Pacific Northwest Stories, which has expanded to becomePublic Radio Alliance, the same group that creates shows like The Black Tapesand Tanis, has recently come out with a new podcast called Rabbits. The podcast is only four episodes in and it is definitely addictive and interesting, but it also already has several issues that really bug me.
Rebels’s third season wrapped up just a couple weeks ago, and yet the trailer for Season 4 has already dropped. Sadly, as much as I love this show, this is going to be the last season, which is probably for the best. Season 4 should end right around the time Rogue One starts, and unless something drastic happens to Rebels’s main characters, their absence in the original trilogy will be a pretty big plot hole. After all, at no point in time did anyone go up to Luke and say, “hey, here’s a couple other Jedi you might like to meet.”
The major point of fantasy novels is, of course, showing a world that is different from ours, where magic is alive and where people have amazing powers. Despite the fact that I read them to escape my mundane life, I’m often annoyed when fantasy books include people experiencing real-life issues, such as trauma, and then gloss over said issues instead of addressing and dealing with them. Other big offenders are the lack of inclusion of LGBTQ+ people and examination of mental illness. Authors and readers seem to think that you cannot address such topics because you cannot use modern-day vocabulary in a fantasy setting. However, once in a while I find a fantasy series which doesn’t shy away from using its medium to examine issues we deal with in real life. As such, today I want to talk about the Graceling trilogy by Kristin Cashore, and in particular its final book—Bitterblue.

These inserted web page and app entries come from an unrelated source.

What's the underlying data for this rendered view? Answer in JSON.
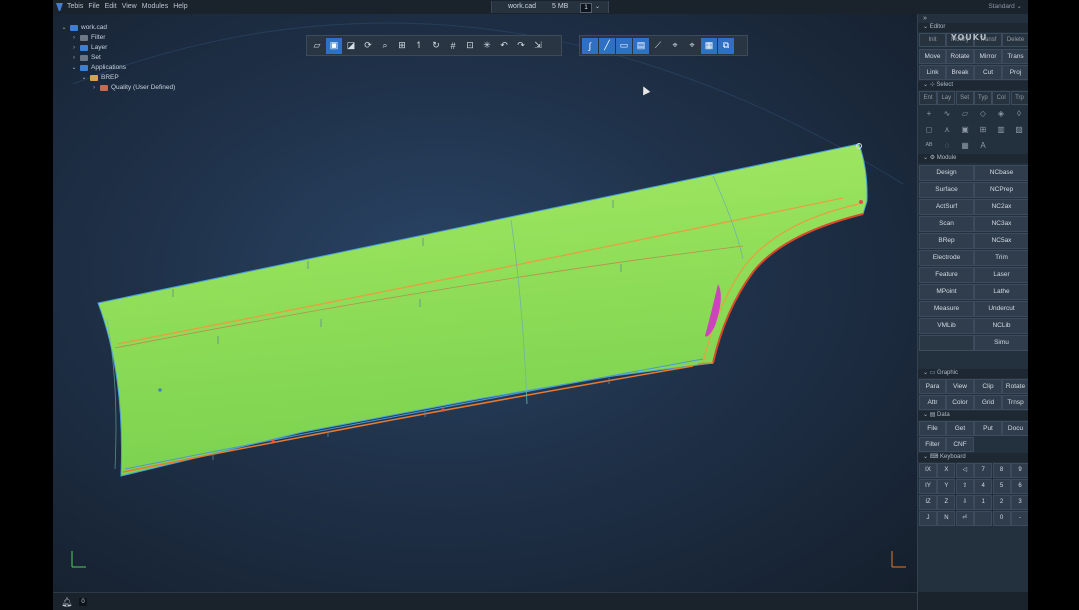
{
  "menubar": {
    "items": [
      "Tebis",
      "File",
      "Edit",
      "View",
      "Modules",
      "Help"
    ],
    "doc_name": "work.cad",
    "doc_size": "5 MB",
    "page_num": "1",
    "profile": "Standard"
  },
  "tree": {
    "root": "work.cad",
    "children": [
      "Filter",
      "Layer",
      "Set",
      "Applications"
    ],
    "brep": "BREP",
    "quality": "Quality (User Defined)"
  },
  "toolbar1_icons": [
    "cube-icon",
    "surface-icon",
    "shade-icon",
    "rotate-icon",
    "zoom-icon",
    "fit-icon",
    "axis-icon",
    "refresh-icon",
    "grid-icon",
    "frame-icon",
    "perspective-icon",
    "turn-icon",
    "pan-icon",
    "snap-icon"
  ],
  "toolbar2_icons": [
    "curve-icon",
    "line-icon",
    "plane-icon",
    "plane-active-icon",
    "measure-icon",
    "pick-icon",
    "pick2-icon",
    "pick3-icon",
    "pick4-icon"
  ],
  "sidebar": {
    "edit_header": "Editor",
    "edit_top": [
      "Init",
      "Modify",
      "Transf",
      "Delete"
    ],
    "edit_row1": [
      "Move",
      "Rotate",
      "Mirror",
      "Trans"
    ],
    "edit_row2": [
      "Link",
      "Break",
      "Cut",
      "Proj"
    ],
    "select_header": "Select",
    "select_row": [
      "Ent",
      "Lay",
      "Set",
      "Typ",
      "Col",
      "Trp"
    ],
    "module_header": "Module",
    "module_rows": [
      [
        "Design",
        "NCbase"
      ],
      [
        "Surface",
        "NCPrep"
      ],
      [
        "ActSurf",
        "NC2ax"
      ],
      [
        "Scan",
        "NC3ax"
      ],
      [
        "BRep",
        "NC5ax"
      ],
      [
        "Electrode",
        "Trim"
      ],
      [
        "Feature",
        "Laser"
      ],
      [
        "MPoint",
        "Lathe"
      ],
      [
        "Measure",
        "Undercut"
      ],
      [
        "VMLib",
        "NCLib"
      ],
      [
        "",
        "Simu"
      ]
    ],
    "graphic_header": "Graphic",
    "graphic_row1": [
      "Para",
      "View",
      "Clip",
      "Rotate"
    ],
    "graphic_row2": [
      "Attr",
      "Color",
      "Grid",
      "Trnsp"
    ],
    "data_header": "Data",
    "data_row1": [
      "File",
      "Get",
      "Put",
      "Docu"
    ],
    "data_row2": [
      "Filter",
      "CNF"
    ],
    "keyboard_header": "Keyboard",
    "keys": [
      [
        "IX",
        "X",
        "◁",
        "7",
        "8",
        "9"
      ],
      [
        "IY",
        "Y",
        "⇧",
        "4",
        "5",
        "6"
      ],
      [
        "IZ",
        "Z",
        "⇩",
        "1",
        "2",
        "3"
      ],
      [
        "J",
        "N",
        "⏎",
        "",
        "0",
        "-"
      ]
    ]
  },
  "watermark": "YOUKU",
  "bottom": {
    "count": "0"
  },
  "colors": {
    "accent": "#2f6fc4",
    "surface_green": "#8fe05a",
    "background": "#1f3149"
  }
}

Spoilers for the Graceling trilogy below. Also, content warnings for abuse, mental illness, PTSD, and rape.
I very recently started watching Star vs The Forces of Evil (no spoilers, please!) and was amused by an episode where Star needs to undo a spell she’s cast on Marco. She pulls out the wand’s manual, an ancient, crumbling tome filled with the wisdom of ages of wand users to consult, only to realize that all of their notes are so cryptic and poorly organized that it will take her ages to make any sense of them. This got me thinking about magical journals in general. A common staple of fantasy fiction is a magical guide to the world in question, typically in the form of some kind of handwritten diary or log. Sometimes a book is just a book; I can’t imagine, for example, that Newt’s finished version of Fantastic Beasts and Where To Find Them will be anything but a basic bestiary. That’s not necessarily a bad thing. However, these books are often most compelling when they serve a greater purpose than simply as a how-to or a reference of some kind. By including these books in a layered way, we can add additional complexity to the stories we tell.

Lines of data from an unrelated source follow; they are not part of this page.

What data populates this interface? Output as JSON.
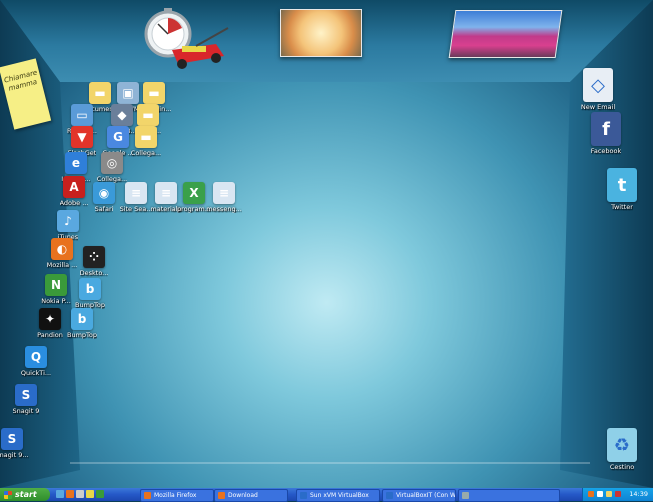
{
  "note": {
    "text": "Chiamare mamma"
  },
  "desktop_icons": [
    {
      "id": "documenti",
      "label": "Documenti",
      "icon": "folder-icon",
      "color": "#f2d56a"
    },
    {
      "id": "sugarvm",
      "label": "SugarVM...",
      "icon": "vm-icon",
      "color": "#8fb4d6"
    },
    {
      "id": "immagini",
      "label": "Immagin...",
      "icon": "folder-icon",
      "color": "#f2d56a"
    },
    {
      "id": "risorse",
      "label": "Risorse...",
      "icon": "computer-icon",
      "color": "#5a9bd8"
    },
    {
      "id": "freedb",
      "label": "FreeDB...",
      "icon": "app-icon",
      "color": "#6a7f9a"
    },
    {
      "id": "collegamento1",
      "label": "Colleg...",
      "icon": "folder-icon",
      "color": "#f2d56a"
    },
    {
      "id": "flashget",
      "label": "FlashGet",
      "icon": "flashget-icon",
      "color": "#e2342a"
    },
    {
      "id": "google",
      "label": "Google ...",
      "icon": "google-icon",
      "color": "#4a88e0"
    },
    {
      "id": "collegamento2",
      "label": "Collega...",
      "icon": "folder-icon",
      "color": "#f2d56a"
    },
    {
      "id": "internet",
      "label": "Interne...",
      "icon": "internet-explorer-icon",
      "color": "#2f7fd9"
    },
    {
      "id": "collegamento3",
      "label": "Collega...",
      "icon": "shortcut-icon",
      "color": "#8a8a8a"
    },
    {
      "id": "adobe",
      "label": "Adobe ...",
      "icon": "adobe-reader-icon",
      "color": "#c8201e"
    },
    {
      "id": "safari",
      "label": "Safari",
      "icon": "safari-icon",
      "color": "#3a9ad9"
    },
    {
      "id": "siteseal",
      "label": "Site Sea...",
      "icon": "document-icon",
      "color": "#d9e6f2"
    },
    {
      "id": "materiale",
      "label": "materiale",
      "icon": "document-icon",
      "color": "#d9e6f2"
    },
    {
      "id": "programma",
      "label": "program...",
      "icon": "excel-icon",
      "color": "#3aa04a"
    },
    {
      "id": "messenger",
      "label": "messeng...",
      "icon": "document-icon",
      "color": "#d9e6f2"
    },
    {
      "id": "itunes",
      "label": "iTunes",
      "icon": "itunes-icon",
      "color": "#5aa8e0"
    },
    {
      "id": "mozilla",
      "label": "Mozilla ...",
      "icon": "firefox-icon",
      "color": "#e8721e"
    },
    {
      "id": "desktop",
      "label": "Deskto...",
      "icon": "blackberry-icon",
      "color": "#222"
    },
    {
      "id": "nokia",
      "label": "Nokia P...",
      "icon": "nokia-icon",
      "color": "#3a9a3a"
    },
    {
      "id": "bumptop1",
      "label": "BumpTop",
      "icon": "bumptop-icon",
      "color": "#4aa9e0"
    },
    {
      "id": "pandion",
      "label": "Pandion",
      "icon": "pandion-icon",
      "color": "#111"
    },
    {
      "id": "bumptop2",
      "label": "BumpTop",
      "icon": "bumptop-icon",
      "color": "#4aa9e0"
    },
    {
      "id": "quicktime",
      "label": "QuickTi...",
      "icon": "quicktime-icon",
      "color": "#2a8ee0"
    },
    {
      "id": "snagit1",
      "label": "Snagit 9",
      "icon": "snagit-icon",
      "color": "#2a6cc9"
    },
    {
      "id": "snagit2",
      "label": "Snagit 9...",
      "icon": "snagit-icon",
      "color": "#2a6cc9"
    }
  ],
  "right_icons": [
    {
      "id": "newemail",
      "label": "New Email",
      "icon": "email-icon",
      "color": "#e8eef5"
    },
    {
      "id": "facebook",
      "label": "Facebook",
      "icon": "facebook-icon",
      "color": "#3b5998",
      "glyph": "f"
    },
    {
      "id": "twitter",
      "label": "Twitter",
      "icon": "twitter-icon",
      "color": "#4ab3e0",
      "glyph": "t"
    },
    {
      "id": "cestino",
      "label": "Cestino",
      "icon": "recycle-bin-icon",
      "color": "#8fd0e8"
    }
  ],
  "taskbar": {
    "start_label": "start",
    "tasks": [
      {
        "label": "Mozilla Firefox",
        "icon": "firefox-icon",
        "color": "#e8721e"
      },
      {
        "label": "Download",
        "icon": "download-icon",
        "color": "#e8721e"
      },
      {
        "label": "Sun xVM VirtualBox",
        "icon": "virtualbox-icon",
        "color": "#2a6cc9"
      },
      {
        "label": "VirtualBoxIT (Con Wa...",
        "icon": "virtualbox-icon",
        "color": "#2a6cc9"
      },
      {
        "label": "",
        "icon": "app-icon",
        "color": "#9aa"
      }
    ],
    "clock": "14:39"
  }
}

Happy Easter everyone! By the time you read this, I will probably be done with church and knee deep in vegan chocolate. I admit that I struggled a lot with today’s post, because there aren’t exactly many things about Easter in pop culture. I think that’s because Easter is either viewed as silly (bunnies delivering eggs) or “too religious” by our secular culture. But other than resurrection motifs, which we have already talked about, and The Lion, the Witch, and the Wardrobe, which we have also already talked about, there really isn’t much about Easter in our pop culture. However, one movie does discuss Easter to some extent, and that is Rise of the Guardians. While no reference to Jesus is made in the movie, it still discusses the important religious elements of hope and belief.

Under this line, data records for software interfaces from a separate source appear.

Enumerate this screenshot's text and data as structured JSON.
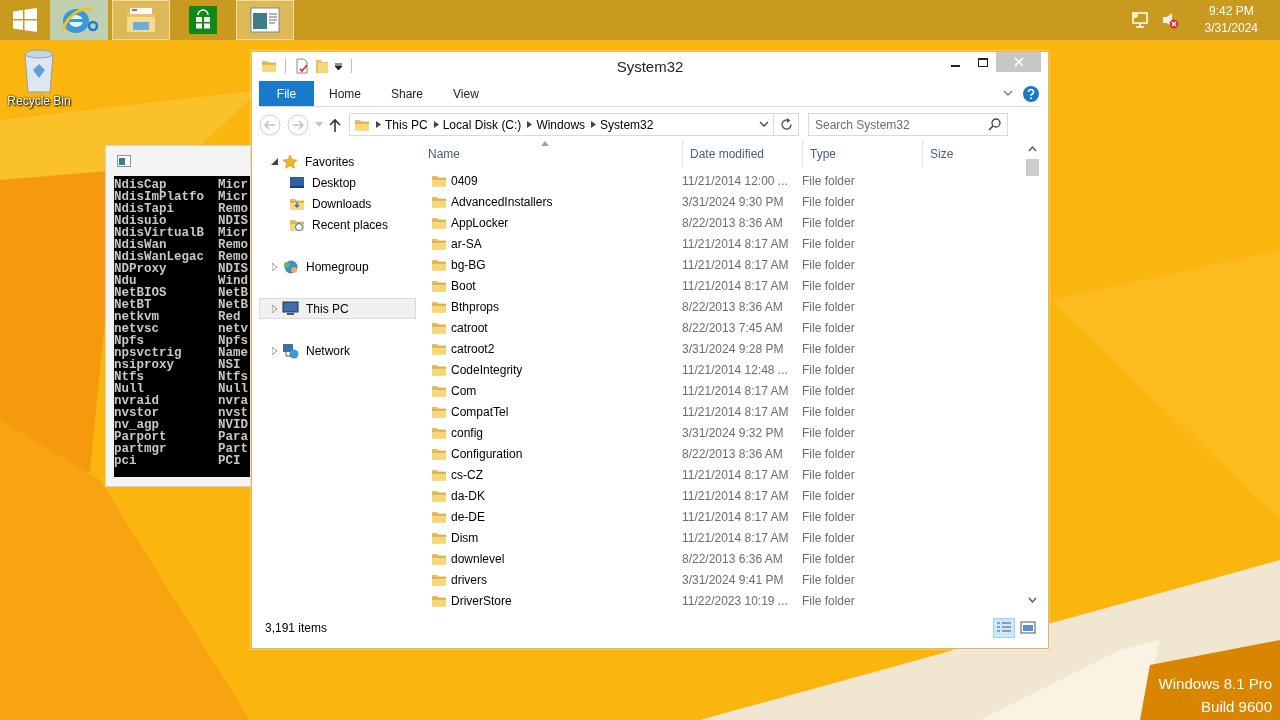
{
  "taskbar": {
    "apps": [
      {
        "kind": "browser",
        "running": false,
        "hovered": true
      },
      {
        "kind": "explorer",
        "running": true,
        "hovered": false
      },
      {
        "kind": "store",
        "running": false,
        "hovered": false
      },
      {
        "kind": "console",
        "running": true,
        "hovered": false
      }
    ],
    "clock": {
      "time": "9:42 PM",
      "date": "3/31/2024"
    }
  },
  "desktop": {
    "icons": [
      {
        "label": "Recycle Bin"
      }
    ],
    "edition": "Windows 8.1 Pro",
    "build": "Build 9600"
  },
  "console": {
    "lines": [
      {
        "col_1": "NdisCap",
        "col_2": "Micr"
      },
      {
        "col_1": "NdisImPlatfo",
        "col_2": "Micr"
      },
      {
        "col_1": "NdisTapi",
        "col_2": "Remo"
      },
      {
        "col_1": "Ndisuio",
        "col_2": "NDIS"
      },
      {
        "col_1": "NdisVirtualB",
        "col_2": "Micr"
      },
      {
        "col_1": "NdisWan",
        "col_2": "Remo"
      },
      {
        "col_1": "NdisWanLegac",
        "col_2": "Remo"
      },
      {
        "col_1": "NDProxy",
        "col_2": "NDIS"
      },
      {
        "col_1": "Ndu",
        "col_2": "Wind"
      },
      {
        "col_1": "NetBIOS",
        "col_2": "NetB"
      },
      {
        "col_1": "NetBT",
        "col_2": "NetB"
      },
      {
        "col_1": "netkvm",
        "col_2": "Red"
      },
      {
        "col_1": "netvsc",
        "col_2": "netv"
      },
      {
        "col_1": "Npfs",
        "col_2": "Npfs"
      },
      {
        "col_1": "npsvctrig",
        "col_2": "Name"
      },
      {
        "col_1": "nsiproxy",
        "col_2": "NSI"
      },
      {
        "col_1": "Ntfs",
        "col_2": "Ntfs"
      },
      {
        "col_1": "Null",
        "col_2": "Null"
      },
      {
        "col_1": "nvraid",
        "col_2": "nvra"
      },
      {
        "col_1": "nvstor",
        "col_2": "nvst"
      },
      {
        "col_1": "nv_agp",
        "col_2": "NVID"
      },
      {
        "col_1": "Parport",
        "col_2": "Para"
      },
      {
        "col_1": "partmgr",
        "col_2": "Part"
      },
      {
        "col_1": "pci",
        "col_2": "PCI"
      }
    ]
  },
  "explorer": {
    "title": "System32",
    "ribbon_tabs": [
      {
        "label": "File",
        "kind": "file"
      },
      {
        "label": "Home",
        "kind": "tab"
      },
      {
        "label": "Share",
        "kind": "tab"
      },
      {
        "label": "View",
        "kind": "tab"
      }
    ],
    "breadcrumb": [
      "This PC",
      "Local Disk (C:)",
      "Windows",
      "System32"
    ],
    "search": {
      "placeholder": "Search System32"
    },
    "nav": [
      {
        "label": "Favorites",
        "kind": "favorites",
        "expanded": true,
        "selected": false,
        "children": [
          {
            "label": "Desktop",
            "kind": "desktop",
            "selected": false
          },
          {
            "label": "Downloads",
            "kind": "downloads",
            "selected": false
          },
          {
            "label": "Recent places",
            "kind": "recent",
            "selected": false
          }
        ]
      },
      {
        "label": "Homegroup",
        "kind": "homegroup",
        "expanded": false,
        "selected": false
      },
      {
        "label": "This PC",
        "kind": "pc",
        "expanded": false,
        "selected": true
      },
      {
        "label": "Network",
        "kind": "network",
        "expanded": false,
        "selected": false
      }
    ],
    "columns": [
      {
        "label": "Name",
        "sorted": true
      },
      {
        "label": "Date modified",
        "sorted": false
      },
      {
        "label": "Type",
        "sorted": false
      },
      {
        "label": "Size",
        "sorted": false
      }
    ],
    "rows": [
      {
        "name": "0409",
        "date": "11/21/2014 12:00 ...",
        "type": "File folder"
      },
      {
        "name": "AdvancedInstallers",
        "date": "3/31/2024 9:30 PM",
        "type": "File folder"
      },
      {
        "name": "AppLocker",
        "date": "8/22/2013 8:36 AM",
        "type": "File folder"
      },
      {
        "name": "ar-SA",
        "date": "11/21/2014 8:17 AM",
        "type": "File folder"
      },
      {
        "name": "bg-BG",
        "date": "11/21/2014 8:17 AM",
        "type": "File folder"
      },
      {
        "name": "Boot",
        "date": "11/21/2014 8:17 AM",
        "type": "File folder"
      },
      {
        "name": "Bthprops",
        "date": "8/22/2013 8:36 AM",
        "type": "File folder"
      },
      {
        "name": "catroot",
        "date": "8/22/2013 7:45 AM",
        "type": "File folder"
      },
      {
        "name": "catroot2",
        "date": "3/31/2024 9:28 PM",
        "type": "File folder"
      },
      {
        "name": "CodeIntegrity",
        "date": "11/21/2014 12:48 ...",
        "type": "File folder"
      },
      {
        "name": "Com",
        "date": "11/21/2014 8:17 AM",
        "type": "File folder"
      },
      {
        "name": "CompatTel",
        "date": "11/21/2014 8:17 AM",
        "type": "File folder"
      },
      {
        "name": "config",
        "date": "3/31/2024 9:32 PM",
        "type": "File folder"
      },
      {
        "name": "Configuration",
        "date": "8/22/2013 8:36 AM",
        "type": "File folder"
      },
      {
        "name": "cs-CZ",
        "date": "11/21/2014 8:17 AM",
        "type": "File folder"
      },
      {
        "name": "da-DK",
        "date": "11/21/2014 8:17 AM",
        "type": "File folder"
      },
      {
        "name": "de-DE",
        "date": "11/21/2014 8:17 AM",
        "type": "File folder"
      },
      {
        "name": "Dism",
        "date": "11/21/2014 8:17 AM",
        "type": "File folder"
      },
      {
        "name": "downlevel",
        "date": "8/22/2013 6:36 AM",
        "type": "File folder"
      },
      {
        "name": "drivers",
        "date": "3/31/2024 9:41 PM",
        "type": "File folder"
      },
      {
        "name": "DriverStore",
        "date": "11/22/2023 10:19 ...",
        "type": "File folder"
      }
    ],
    "status": "3,191 items",
    "view_buttons": [
      {
        "kind": "details",
        "selected": true
      },
      {
        "kind": "large_icons",
        "selected": false
      }
    ]
  }
}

One of the hottest comics when I got into the medium was Locke & Key, written by horror author Joe Hill and illustrated by Gabriel Rodriguez. At the time (about four years ago now), it was far enough along in its run that it would have been silly verging on impossible to attempt to find single issues, so when I came into a gift card, I bought the first trade. From the slew of awards it had won or at least been nominated for, and the strong recommendations from both friends and comics personalities whose opinions I trusted, I started to read it expecting to have my socks knocked clean off… and never finished it. This week, it caught my eye from between my Sandmans and my DC Bombshells on the shelf, and I figured, welp, might as well try again.
Time and distance, apparently, do not make the heart grow fonder. Maybe I have bad taste in comics, but I have no idea how this won an Eisner or anything else. Locke & Key Vol. 1: Welcome to Lovecraft did absolutely nothing for me.
The other week, I went to Steel City Con, the Pittsburgh Area’s valiant attempt at a comic con. Lots of vendors, bunch of B- and C-list TV celebs, usually two or three A-listers (last year I got autographs from Shannen Doherty AND Holly Marie Combs!!!), and of course: tons of passionate, weird, lovable pop culture junkies, God love ’em. As I went through through my loot, I realized I had had a gay ol’ time. My two biggest gems? Action figures of Willow and Tara, and All New X-Men #17: aka newly-out Iceman’s first, big (I’m talking full-page panel) gay kiss. This is exceptional, you guys: Iceman has been part of the X-Verse since its very beginnings in 1963, one of the original five X-Men. So how did we get to this place 54 years later? It’s the long line of the quirkiest comic team family expanding its inherent diversity. Let’s take a look.
From my personal collection. After searching all the comic vendors at Steel City Con, my efforts were rewarded. Makes my gay, mutant-loving heart so happy!